## AIM OF THE EXERCISE
From the records below, find each line with the string "date" and copy it.

Dataset rows describing interfaces:
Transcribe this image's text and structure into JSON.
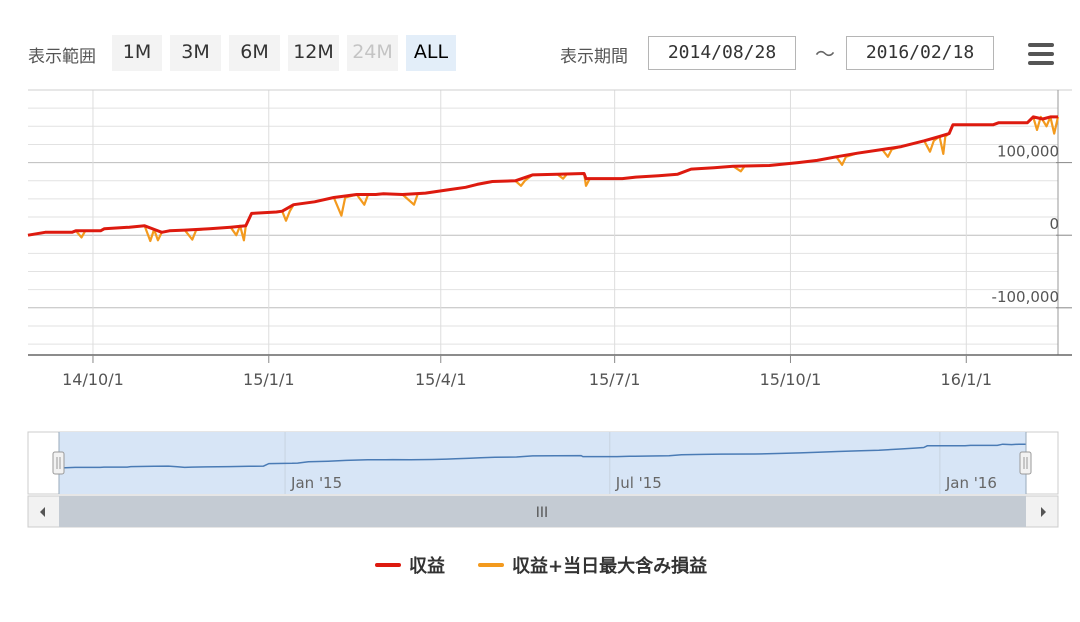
{
  "range_selector": {
    "label": "表示範囲",
    "buttons": [
      {
        "label": "1M",
        "state": "normal"
      },
      {
        "label": "3M",
        "state": "normal"
      },
      {
        "label": "6M",
        "state": "normal"
      },
      {
        "label": "12M",
        "state": "normal"
      },
      {
        "label": "24M",
        "state": "disabled"
      },
      {
        "label": "ALL",
        "state": "active"
      }
    ]
  },
  "period": {
    "label": "表示期間",
    "from": "2014/08/28",
    "separator": "〜",
    "to": "2016/02/18"
  },
  "menu_icon": "hamburger-menu-icon",
  "colors": {
    "profit_line": "#dd1a0f",
    "profit_max_line": "#f39a1e",
    "navigator_line": "#4a7bb5",
    "navigator_fill": "#d7e5f6",
    "grid": "#dddddd"
  },
  "chart_data": {
    "type": "line",
    "x_axis": {
      "type": "date",
      "range": [
        "2014-08-28",
        "2016-02-18"
      ],
      "tick_labels": [
        {
          "date": "2014-10-01",
          "label": "14/10/1"
        },
        {
          "date": "2015-01-01",
          "label": "15/1/1"
        },
        {
          "date": "2015-04-01",
          "label": "15/4/1"
        },
        {
          "date": "2015-07-01",
          "label": "15/7/1"
        },
        {
          "date": "2015-10-01",
          "label": "15/10/1"
        },
        {
          "date": "2016-01-01",
          "label": "16/1/1"
        }
      ]
    },
    "y_axis": {
      "range": [
        -165000,
        200000
      ],
      "position": "right",
      "tick_labels": [
        {
          "value": 100000,
          "label": "100,000"
        },
        {
          "value": 0,
          "label": "0"
        },
        {
          "value": -100000,
          "label": "-100,000"
        }
      ]
    },
    "grid": true,
    "legend_position": "bottom-center",
    "series": [
      {
        "name": "収益",
        "color": "#dd1a0f",
        "points": [
          [
            "2014-08-28",
            0
          ],
          [
            "2014-09-06",
            4000
          ],
          [
            "2014-09-20",
            4000
          ],
          [
            "2014-09-22",
            6000
          ],
          [
            "2014-10-05",
            6000
          ],
          [
            "2014-10-07",
            9000
          ],
          [
            "2014-10-20",
            11000
          ],
          [
            "2014-10-28",
            13000
          ],
          [
            "2014-11-02",
            8000
          ],
          [
            "2014-11-06",
            4000
          ],
          [
            "2014-11-10",
            6000
          ],
          [
            "2014-11-18",
            7000
          ],
          [
            "2014-12-01",
            9000
          ],
          [
            "2014-12-12",
            11000
          ],
          [
            "2014-12-20",
            13000
          ],
          [
            "2014-12-23",
            30000
          ],
          [
            "2015-01-05",
            32000
          ],
          [
            "2015-01-08",
            33000
          ],
          [
            "2015-01-14",
            42000
          ],
          [
            "2015-01-25",
            46000
          ],
          [
            "2015-02-04",
            52000
          ],
          [
            "2015-02-16",
            56000
          ],
          [
            "2015-02-26",
            56000
          ],
          [
            "2015-03-02",
            57000
          ],
          [
            "2015-03-12",
            56000
          ],
          [
            "2015-03-24",
            58000
          ],
          [
            "2015-04-01",
            61000
          ],
          [
            "2015-04-06",
            63000
          ],
          [
            "2015-04-14",
            66000
          ],
          [
            "2015-04-20",
            70000
          ],
          [
            "2015-04-28",
            74000
          ],
          [
            "2015-05-10",
            75000
          ],
          [
            "2015-05-19",
            83000
          ],
          [
            "2015-06-01",
            84000
          ],
          [
            "2015-06-15",
            85000
          ],
          [
            "2015-06-16",
            78000
          ],
          [
            "2015-07-05",
            78000
          ],
          [
            "2015-07-12",
            80000
          ],
          [
            "2015-07-24",
            82000
          ],
          [
            "2015-08-03",
            84000
          ],
          [
            "2015-08-10",
            91000
          ],
          [
            "2015-08-22",
            93000
          ],
          [
            "2015-09-01",
            95000
          ],
          [
            "2015-09-20",
            96000
          ],
          [
            "2015-10-05",
            100000
          ],
          [
            "2015-10-15",
            103000
          ],
          [
            "2015-10-25",
            108000
          ],
          [
            "2015-11-05",
            113000
          ],
          [
            "2015-11-18",
            118000
          ],
          [
            "2015-11-28",
            122000
          ],
          [
            "2015-12-10",
            130000
          ],
          [
            "2015-12-18",
            136000
          ],
          [
            "2015-12-23",
            140000
          ],
          [
            "2015-12-25",
            152000
          ],
          [
            "2016-01-15",
            152000
          ],
          [
            "2016-01-18",
            155000
          ],
          [
            "2016-02-02",
            155000
          ],
          [
            "2016-02-05",
            163000
          ],
          [
            "2016-02-10",
            160000
          ],
          [
            "2016-02-14",
            163000
          ],
          [
            "2016-02-18",
            163000
          ]
        ]
      },
      {
        "name": "収益+当日最大含み損益",
        "color": "#f39a1e",
        "points": [
          [
            "2014-08-28",
            0
          ],
          [
            "2014-09-06",
            4000
          ],
          [
            "2014-09-20",
            4000
          ],
          [
            "2014-09-22",
            6000
          ],
          [
            "2014-09-25",
            -3000
          ],
          [
            "2014-09-27",
            6000
          ],
          [
            "2014-10-05",
            6000
          ],
          [
            "2014-10-07",
            9000
          ],
          [
            "2014-10-20",
            11000
          ],
          [
            "2014-10-28",
            13000
          ],
          [
            "2014-10-31",
            -8000
          ],
          [
            "2014-11-02",
            8000
          ],
          [
            "2014-11-04",
            -7000
          ],
          [
            "2014-11-06",
            4000
          ],
          [
            "2014-11-10",
            6000
          ],
          [
            "2014-11-18",
            7000
          ],
          [
            "2014-11-22",
            -6000
          ],
          [
            "2014-11-24",
            7000
          ],
          [
            "2014-12-01",
            9000
          ],
          [
            "2014-12-12",
            11000
          ],
          [
            "2014-12-15",
            0
          ],
          [
            "2014-12-17",
            13000
          ],
          [
            "2014-12-19",
            -7000
          ],
          [
            "2014-12-20",
            13000
          ],
          [
            "2014-12-23",
            30000
          ],
          [
            "2015-01-05",
            32000
          ],
          [
            "2015-01-08",
            33000
          ],
          [
            "2015-01-10",
            20000
          ],
          [
            "2015-01-12",
            33000
          ],
          [
            "2015-01-14",
            42000
          ],
          [
            "2015-01-25",
            46000
          ],
          [
            "2015-02-04",
            52000
          ],
          [
            "2015-02-08",
            27000
          ],
          [
            "2015-02-10",
            52000
          ],
          [
            "2015-02-16",
            56000
          ],
          [
            "2015-02-20",
            42000
          ],
          [
            "2015-02-22",
            56000
          ],
          [
            "2015-03-02",
            57000
          ],
          [
            "2015-03-12",
            56000
          ],
          [
            "2015-03-18",
            42000
          ],
          [
            "2015-03-20",
            57000
          ],
          [
            "2015-03-24",
            58000
          ],
          [
            "2015-04-01",
            61000
          ],
          [
            "2015-04-06",
            63000
          ],
          [
            "2015-04-14",
            66000
          ],
          [
            "2015-04-20",
            70000
          ],
          [
            "2015-04-28",
            74000
          ],
          [
            "2015-05-10",
            75000
          ],
          [
            "2015-05-13",
            68000
          ],
          [
            "2015-05-15",
            75000
          ],
          [
            "2015-05-19",
            83000
          ],
          [
            "2015-06-01",
            84000
          ],
          [
            "2015-06-04",
            78000
          ],
          [
            "2015-06-06",
            84000
          ],
          [
            "2015-06-15",
            85000
          ],
          [
            "2015-06-16",
            68000
          ],
          [
            "2015-06-18",
            78000
          ],
          [
            "2015-07-05",
            78000
          ],
          [
            "2015-07-12",
            80000
          ],
          [
            "2015-07-24",
            82000
          ],
          [
            "2015-08-03",
            84000
          ],
          [
            "2015-08-10",
            91000
          ],
          [
            "2015-08-22",
            93000
          ],
          [
            "2015-09-01",
            95000
          ],
          [
            "2015-09-05",
            88000
          ],
          [
            "2015-09-07",
            95000
          ],
          [
            "2015-09-20",
            96000
          ],
          [
            "2015-10-05",
            100000
          ],
          [
            "2015-10-15",
            103000
          ],
          [
            "2015-10-25",
            108000
          ],
          [
            "2015-10-28",
            97000
          ],
          [
            "2015-10-30",
            108000
          ],
          [
            "2015-11-05",
            113000
          ],
          [
            "2015-11-18",
            118000
          ],
          [
            "2015-11-21",
            108000
          ],
          [
            "2015-11-23",
            118000
          ],
          [
            "2015-11-28",
            122000
          ],
          [
            "2015-12-10",
            130000
          ],
          [
            "2015-12-13",
            115000
          ],
          [
            "2015-12-15",
            130000
          ],
          [
            "2015-12-18",
            136000
          ],
          [
            "2015-12-20",
            112000
          ],
          [
            "2015-12-21",
            136000
          ],
          [
            "2015-12-23",
            140000
          ],
          [
            "2015-12-25",
            152000
          ],
          [
            "2016-01-15",
            152000
          ],
          [
            "2016-01-18",
            155000
          ],
          [
            "2016-02-02",
            155000
          ],
          [
            "2016-02-05",
            163000
          ],
          [
            "2016-02-07",
            145000
          ],
          [
            "2016-02-09",
            163000
          ],
          [
            "2016-02-12",
            150000
          ],
          [
            "2016-02-14",
            163000
          ],
          [
            "2016-02-16",
            140000
          ],
          [
            "2016-02-18",
            163000
          ]
        ]
      }
    ],
    "navigator": {
      "tick_labels": [
        {
          "date": "2015-01-01",
          "label": "Jan '15"
        },
        {
          "date": "2015-07-01",
          "label": "Jul '15"
        },
        {
          "date": "2016-01-01",
          "label": "Jan '16"
        }
      ],
      "scrollbar_grip": "III",
      "left_arrow_icon": "arrow-left-icon",
      "right_arrow_icon": "arrow-right-icon"
    }
  },
  "legend": {
    "items": [
      {
        "label": "収益",
        "color": "#dd1a0f"
      },
      {
        "label": "収益+当日最大含み損益",
        "color": "#f39a1e"
      }
    ]
  }
}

## TASK OUTPUT
      "type": "date",
          "date": "2014-10-01",
          "date": "2015-01-01",
          "date": "2015-04-01",
          "date": "2015-07-01",
          "date": "2015-10-01",
          "date": "2016-01-01",
          "date": "2015-01-01",
          "date": "2015-07-01",
          "date": "2016-01-01",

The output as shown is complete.